It has long been established that employees can self-certify their sickness absence for 7 days, after which they must provide medical evidence to confirm that they are not fit for work and so claim Statutory Sick Pay (SSP). The new DWP and HMRC rules increases the self-certification period to 28 days.
This change applies to all sickness absences which began on or after 10 December 2021. The self-certification period will revert to seven days for absences beginning on or after 27 January 2022.
The aim of the legislation is to allow GP capacity to be increased to maximise support for the coronavirus vaccination booster rollout across the UK.
The temporary Regulations apply to England, Wales and Scotland.
What do employers need to know?
Asking for a statement of fitness for work and managing absence
- The length of time before an employer can require a statement of fitness for work is the only thing to have changed and will revert to the normal period from 27th January.

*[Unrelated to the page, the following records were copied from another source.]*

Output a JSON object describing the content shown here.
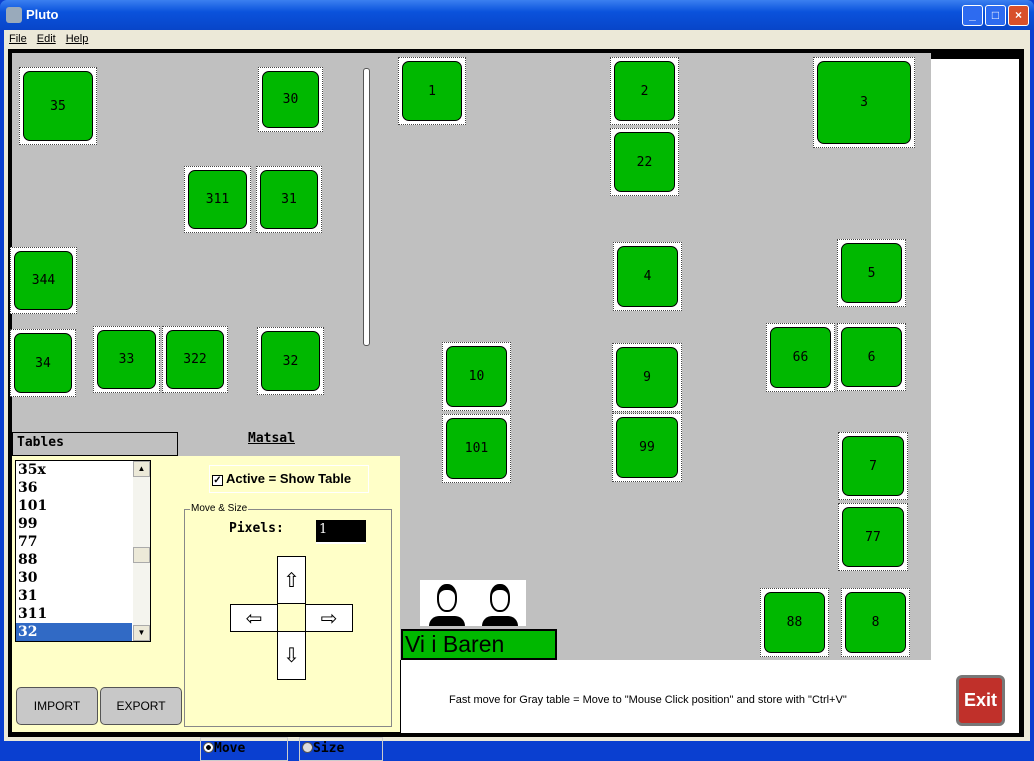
{
  "window": {
    "title": "Pluto",
    "minimize": "_",
    "maximize": "□",
    "close": "×"
  },
  "menu": [
    "File",
    "Edit",
    "Help"
  ],
  "floor": {
    "name": "Matsal",
    "tables": [
      "35",
      "30",
      "1",
      "2",
      "3",
      "22",
      "311",
      "31",
      "344",
      "4",
      "5",
      "34",
      "33",
      "322",
      "32",
      "10",
      "9",
      "66",
      "6",
      "101",
      "99",
      "7",
      "77",
      "88",
      "8"
    ],
    "table_color": "#00b800",
    "bar_label": "Vi i Baren"
  },
  "panel": {
    "header": "Tables",
    "list": [
      "35x",
      "36",
      "101",
      "99",
      "77",
      "88",
      "30",
      "31",
      "311",
      "32"
    ],
    "selected": "32",
    "import": "IMPORT",
    "export": "EXPORT",
    "active_label": "Active = Show Table",
    "active_checked": true,
    "group_label": "Move & Size",
    "pixels_label": "Pixels:",
    "pixels_value": "1",
    "move_label": "Move",
    "size_label": "Size",
    "mode": "Move"
  },
  "hint": "Fast move for Gray table = Move to \"Mouse Click position\" and store with \"Ctrl+V\"",
  "exit": "Exit"
}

- Penalising staff for not providing a sick note before 28 days may have significant risks, the worst being claims such as discrimination arising from a disability and unfair dismissal.
- Employers should continue to manage absence as they usually would i.e., they may still require an employee to follow their absence reporting procedures.
- Employers may also continue to conduct welfare meetings with employees within that 28-day period if appropriate.
- The legislation does not prohibit medical reports or occupational health reports from being requested and should not have any impact on beginning or continuing with a fair medical capability process.
Company sick pay policy
Employers who operate a company sick pay scheme (offering pay above the minimum SSP) should continue to run the scheme normally. Some will temporarily vary their policy, such as postponing enhanced payments until a statement of fitness is received after 28 days of absence.
False reporting of absence
In situations where an employer has a genuine concern someone is not genuinely ill, they may consider writing to the individual to forewarn them that the false reporting of absence and claiming of Statutory Sick Pay (SSP) is fraudulent and will be treated as a gross misconduct offence which, if upheld, can result in summary dismissal without notice.
18th December 2021